Our exposés have helped increase awareness of illegal trade among Parties to the Montreal Protocol and our advocacy pushed forward the adoption of ODS licensing systems, which have increased communication across borders and helped reduce the illegal trade.
We have supported improved enforcement through participation in a host of training workshops for customs officers, production of a training film to aid the identification of illicit ODS and provision of actionable intelligence to government agencies.
In 2018, EIA’s exposure of the widespread illegal production and use of CFC-11 in China, despite a global phase-out since 2010, brought the issue of illegal trade back into the spot light.
In addition to ongoing illegal trade in ODS we are now seeing a spike in hydrofluorocarbon (HFC) smuggling in Europe as a result of an EU wide phase-down of these chemicals.
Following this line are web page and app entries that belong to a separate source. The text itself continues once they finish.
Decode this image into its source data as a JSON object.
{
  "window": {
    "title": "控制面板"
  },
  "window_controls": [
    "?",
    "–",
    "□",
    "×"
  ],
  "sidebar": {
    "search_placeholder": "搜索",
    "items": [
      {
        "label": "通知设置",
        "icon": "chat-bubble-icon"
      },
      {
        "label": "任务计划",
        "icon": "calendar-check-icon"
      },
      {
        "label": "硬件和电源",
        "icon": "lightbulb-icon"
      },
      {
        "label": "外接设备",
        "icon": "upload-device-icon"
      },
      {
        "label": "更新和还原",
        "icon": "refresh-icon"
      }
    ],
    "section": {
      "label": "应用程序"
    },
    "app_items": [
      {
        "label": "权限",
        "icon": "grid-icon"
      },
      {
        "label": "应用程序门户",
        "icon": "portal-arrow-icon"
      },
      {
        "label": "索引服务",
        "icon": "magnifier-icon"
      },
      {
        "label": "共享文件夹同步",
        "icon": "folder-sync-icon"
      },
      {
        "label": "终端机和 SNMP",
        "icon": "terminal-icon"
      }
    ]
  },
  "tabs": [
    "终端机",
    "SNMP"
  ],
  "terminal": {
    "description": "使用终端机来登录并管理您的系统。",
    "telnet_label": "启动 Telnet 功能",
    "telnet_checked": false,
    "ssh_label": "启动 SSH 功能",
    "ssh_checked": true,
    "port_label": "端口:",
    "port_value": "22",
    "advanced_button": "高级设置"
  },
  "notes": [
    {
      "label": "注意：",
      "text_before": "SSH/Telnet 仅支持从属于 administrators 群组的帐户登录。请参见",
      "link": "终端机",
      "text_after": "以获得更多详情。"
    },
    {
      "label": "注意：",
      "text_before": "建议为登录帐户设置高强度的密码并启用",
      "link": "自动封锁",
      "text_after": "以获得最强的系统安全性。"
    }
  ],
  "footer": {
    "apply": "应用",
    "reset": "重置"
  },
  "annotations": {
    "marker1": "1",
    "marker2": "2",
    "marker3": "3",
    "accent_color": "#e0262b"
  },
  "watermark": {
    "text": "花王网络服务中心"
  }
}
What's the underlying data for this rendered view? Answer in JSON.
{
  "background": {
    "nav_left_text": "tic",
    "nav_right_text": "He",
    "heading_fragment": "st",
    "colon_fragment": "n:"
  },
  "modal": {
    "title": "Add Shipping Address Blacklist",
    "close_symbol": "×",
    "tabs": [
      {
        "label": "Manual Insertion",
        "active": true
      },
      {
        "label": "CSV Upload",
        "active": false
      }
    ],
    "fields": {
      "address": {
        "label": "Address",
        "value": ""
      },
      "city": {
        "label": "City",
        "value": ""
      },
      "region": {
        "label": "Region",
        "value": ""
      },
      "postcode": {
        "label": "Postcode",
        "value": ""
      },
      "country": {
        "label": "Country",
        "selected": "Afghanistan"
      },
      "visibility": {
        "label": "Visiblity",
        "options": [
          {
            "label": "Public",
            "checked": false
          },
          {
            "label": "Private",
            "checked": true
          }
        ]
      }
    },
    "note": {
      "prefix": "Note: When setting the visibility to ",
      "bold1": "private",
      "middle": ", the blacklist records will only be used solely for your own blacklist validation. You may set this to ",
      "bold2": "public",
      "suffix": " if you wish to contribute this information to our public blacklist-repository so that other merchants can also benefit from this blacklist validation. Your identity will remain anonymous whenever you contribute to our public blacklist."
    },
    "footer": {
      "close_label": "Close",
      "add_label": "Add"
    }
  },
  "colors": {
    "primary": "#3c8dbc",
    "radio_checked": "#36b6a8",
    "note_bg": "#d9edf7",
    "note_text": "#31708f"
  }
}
HFCs do not destroy the ozone layer but are powerful greenhouse gases that contribute to global warming.
The EU F-Gas Regulation aims to cut HFC use by 79 per cent by 2030. Since 2017, HFC prices have surged in Europe, alongside supply cuts. Poor enforcement and regulatory loopholes have fuelled significant levels of illegal trade, in particular along the porous eastern and southern EU borders.
EIA will continue to monitor, investigate and expose the illegal trade in HFCs, advocating strengthened enforcement, improved customs engagement and an effective HFC licensing system.
At the same time, EIA will be working to strengthen the enforcement and compliance regime of the Montreal Protocol. The recent discovery of ongoing large-scale production and use of CFC-11 has brought to light the need to re-examine the policies and institutions of the Montreal Protocol to ensure its compliance and enforcement regime is fit-for-purpose. This is particularly urgent given the entry into force of the Kigali Amendment in 2019, and the new challenges this brings as a global phase-down of HFCs begins.
How you can help
As the only organisation doing this kind of much needed work your donations will support our efforts to fight illegal trade in refrigerants and raise this issue up the political agenda, securing concrete changes to current regulatory and enforcement regimes.
Header image © PROZON Fundacja Ochrony Klimatu